The glass-etched reticule consists of a floating cross with an open centre section with a dot inside and a circular ring bisecting the four arms further out. This for me was a vast improvement over a red dot, as it gives a finer sight picture, more precise aiming and the ability to apply precise lead/range corrections.
The full sized turrets are under low, removable caps and offer ½-MOA clicks @ 100 yards. They are easy to operate and show positive, audible movement, with 60-clciks per turn (30”) and six full turns (180”). The objective is 14mm and at the rear is a lock ring focus eyepiece.
Red or Black

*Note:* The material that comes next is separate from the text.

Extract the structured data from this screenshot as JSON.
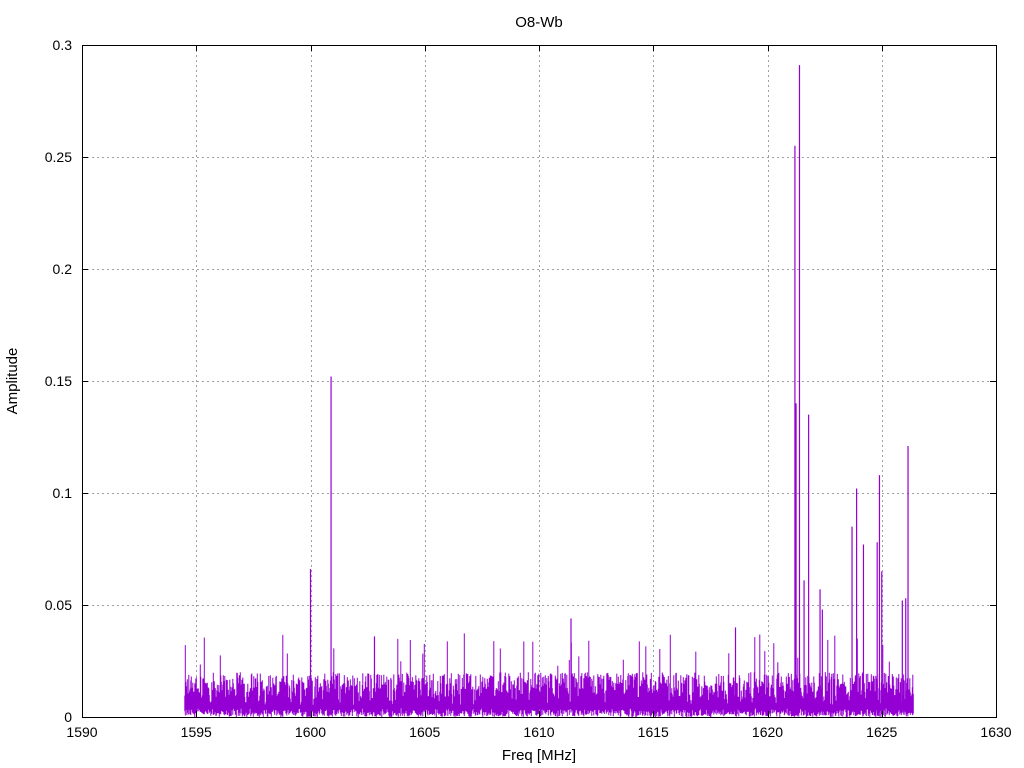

Different is the illumination module that consists of a split ring clamp that sits around the rear body tube that aligns by an integral lug. On the right is a vertical drum that holds the battery and rheostat control. The module - though included as standard - is optional, as the reticule is black so can be seen in normal light and when lit appears red.
There are eight levels of illumination, which is a bit different to the drum-type systems. Pressing down on the rubber-covered button on top turns the unit on and off and also adjusts the intensity.
It’s here where things differ as these operations are timed. When you turn it on you need to press the button within one second to turn up the illumination, if you hold it for two seconds it will turn off. Once set to the level you need and turned off it will come back on again at the same setting. However, you can only go up on the adjustment, so if you want to turn the illumination down you have to cycle through the levels until you get back to minimum then start again. I’d be the first to admit that the two-way, rotary rheostat drum system of other dots is a bit easier, but the pre-set ability of the Prismatic, once understood, is useful too.
The other major difference of the Prismatic to other systems is the fact that it’s a pure rifle sight in that it needs to be near the eye to get a full and proper sight picture, so cannot be mounted forward on the barrel as a conventional dot can.
I used the Prismatic on my Mauser M 03 (8.5x63mm barrel) and my SGC Speedmaster AR15. On the former I fitted the lowest base setting due to the M 03’s high Picatinny rail, on the flat-top AR I had to increase the height of the mount to get a comfortable eye/scope line-up. I found the proper reticule far more practical than a dot, with illumination usable throughout the range and no serious flaring out at higher levels.
Given the Mauser is a hunting gun you can push it out to 100 yards on a static target and it will keep the shots inside a four inch rectangle, which is good enough. But for closer range moving targets like boar up to 50 yards for me it’s ideal, as the cross allows me to calculate and apply lead easily and maintain that hold as I swing through and shoot. Likewise on the AR15 as an alternative to standard iron sights on Fig 11 targets it allows you to reach out to 300 yards with greater ease. Equally up close you get the fast target and placement of the red dot sight too.
Overall I found the Leupold Prismatic a very effective system and a great improvement over the generic red dot sight…
• A practical alternative system
• Rather expensive
• Cross better than a dot